I. Review of Some Key Properties of Exponential and Logarithmic Functions

A. Base-Exponent Property if and only if x = y

B. Inverse Properties
Exponential functions and logarithmic functions are inverses which undo one another. C. Change of Base Formula D. Property of Logarithmic Equality if and only if x = y.

E. Product Rule of Logarithms F. Quotient Rule of Logarithms G. Power Rule of Logarithms II. Exponential Equations

A. Definition
Equations with variables in the exponents are called exponential equations.
Examples: B. Strategies for Solving Exponential Equations
Method 1: Get the Same Base
Rewrite each side of the equation as a power of the same base and then apply the
Base-Exponent Property to solve for the variable. To check, plug your un-rounded
solution into the original equation and see if it works.

Example 1  Check: Method 2: Using to undo Isolate the exponential expression. Take the log base a of both sides. Use the inverse
property to simplify one side and, if necessary, the change of base formula to simplify
the other. Solve for the variable. To check, plug your un-rounded solution into the
original equation and see if it works.

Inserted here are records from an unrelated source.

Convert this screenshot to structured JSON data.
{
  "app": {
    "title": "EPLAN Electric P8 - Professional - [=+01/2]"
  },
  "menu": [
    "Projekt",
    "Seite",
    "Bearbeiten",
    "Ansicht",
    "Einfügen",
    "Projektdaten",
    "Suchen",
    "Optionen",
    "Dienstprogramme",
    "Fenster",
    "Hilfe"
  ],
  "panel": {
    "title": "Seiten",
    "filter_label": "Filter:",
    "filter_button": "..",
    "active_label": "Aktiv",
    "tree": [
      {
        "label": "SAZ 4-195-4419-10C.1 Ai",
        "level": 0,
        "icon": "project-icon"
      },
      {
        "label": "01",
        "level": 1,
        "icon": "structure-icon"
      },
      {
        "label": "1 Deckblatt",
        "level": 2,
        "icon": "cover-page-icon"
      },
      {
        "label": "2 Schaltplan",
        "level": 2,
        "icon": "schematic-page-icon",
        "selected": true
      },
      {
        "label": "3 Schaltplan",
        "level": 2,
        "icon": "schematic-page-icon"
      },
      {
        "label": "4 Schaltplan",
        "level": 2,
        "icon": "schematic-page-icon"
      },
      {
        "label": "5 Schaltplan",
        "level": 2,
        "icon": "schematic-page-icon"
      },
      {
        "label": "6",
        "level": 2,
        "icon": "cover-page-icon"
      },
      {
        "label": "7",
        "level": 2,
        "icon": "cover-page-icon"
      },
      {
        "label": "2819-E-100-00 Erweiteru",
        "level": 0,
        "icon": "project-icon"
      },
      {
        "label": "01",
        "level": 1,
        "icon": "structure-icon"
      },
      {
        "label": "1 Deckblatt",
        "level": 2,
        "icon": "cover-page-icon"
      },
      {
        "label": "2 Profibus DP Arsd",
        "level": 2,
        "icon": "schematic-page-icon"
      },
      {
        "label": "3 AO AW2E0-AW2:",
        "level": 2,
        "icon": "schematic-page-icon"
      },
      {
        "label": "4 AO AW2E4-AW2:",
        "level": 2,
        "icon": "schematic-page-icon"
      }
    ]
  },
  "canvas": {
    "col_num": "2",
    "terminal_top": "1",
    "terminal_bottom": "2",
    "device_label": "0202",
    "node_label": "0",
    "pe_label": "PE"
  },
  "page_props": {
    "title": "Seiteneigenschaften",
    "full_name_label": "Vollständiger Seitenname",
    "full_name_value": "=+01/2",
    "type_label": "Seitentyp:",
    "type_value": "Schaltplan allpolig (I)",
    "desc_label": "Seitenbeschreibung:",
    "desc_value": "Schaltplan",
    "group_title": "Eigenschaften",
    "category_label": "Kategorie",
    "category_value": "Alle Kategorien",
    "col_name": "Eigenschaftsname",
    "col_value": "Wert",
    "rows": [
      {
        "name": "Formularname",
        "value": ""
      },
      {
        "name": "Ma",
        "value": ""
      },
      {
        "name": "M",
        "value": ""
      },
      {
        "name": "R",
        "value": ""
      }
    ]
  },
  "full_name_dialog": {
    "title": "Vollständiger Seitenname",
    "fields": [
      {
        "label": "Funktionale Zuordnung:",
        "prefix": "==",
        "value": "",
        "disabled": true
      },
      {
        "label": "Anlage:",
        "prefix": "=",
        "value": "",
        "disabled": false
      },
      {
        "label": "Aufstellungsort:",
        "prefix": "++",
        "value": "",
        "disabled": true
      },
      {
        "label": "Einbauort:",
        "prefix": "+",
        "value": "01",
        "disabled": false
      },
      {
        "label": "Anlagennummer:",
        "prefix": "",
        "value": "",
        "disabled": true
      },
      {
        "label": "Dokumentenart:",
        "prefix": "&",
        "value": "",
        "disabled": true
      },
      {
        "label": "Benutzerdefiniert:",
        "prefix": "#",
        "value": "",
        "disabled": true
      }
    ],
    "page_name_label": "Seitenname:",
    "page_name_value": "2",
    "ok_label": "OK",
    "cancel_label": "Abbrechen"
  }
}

Example 2  Method 3: Using ln and the Power Rule to undo Isolate the exponential expression. Take the natural log of both sides. Use the power
rule of logarithms to make the exponent a coefficient. Solve for the variable. To check,
plug your un-rounded solution into the original equation and see if it works.

Example 3  Method 4: Graphical Solution
Put the equation in standard form (everything on the left side of the equal sign and zero
on the right). Let the left side equal . Adjust the window. Use the Zero / Root
feature to find the zeros.

Example 4   III. Logarithmic Equations

A. Definition
Equations containing variables in logarithmic expressions are called logarithmic equations.
Examples: B. Strategies for Solving Logarithmic Equations
Method 1: Using the Definition of a Logarithm Use the properties of logarithms to write the equation so there is no more than one log
on each side. Use the definition of a log to rewrite the equation in exponential form.
Solve for the variable. To check, plug your un-rounded solution into the original
equation and see if it works. You may have to use the change of base formula.

Example 5  Method 2: Exponentiating Both Sides
Use the properties of logarithms to write the equation so there is no more than one log on
each side. Exponentiate both sides using base a. Simplify one side using the inverse
property to solve for the variable. To check, plug your un-rounded solution into the original
equation and see if it works. You may have to use the change of base formula.
NOTE: It is especially important to check your solutions if you end up with a quadratic.

Example 6  Method 3: Graphical Solution
Put the equation in standard form (everything on the left side of the equal sign and zero
on the right). Let the left side equal y1. If the logs are not base 10 or base e, use the
change of base formula to rewrite the logs. Adjust the window. Use the Zero / Root
feature to find the zeros.

Example 7 2ln(x–5.1) =8.9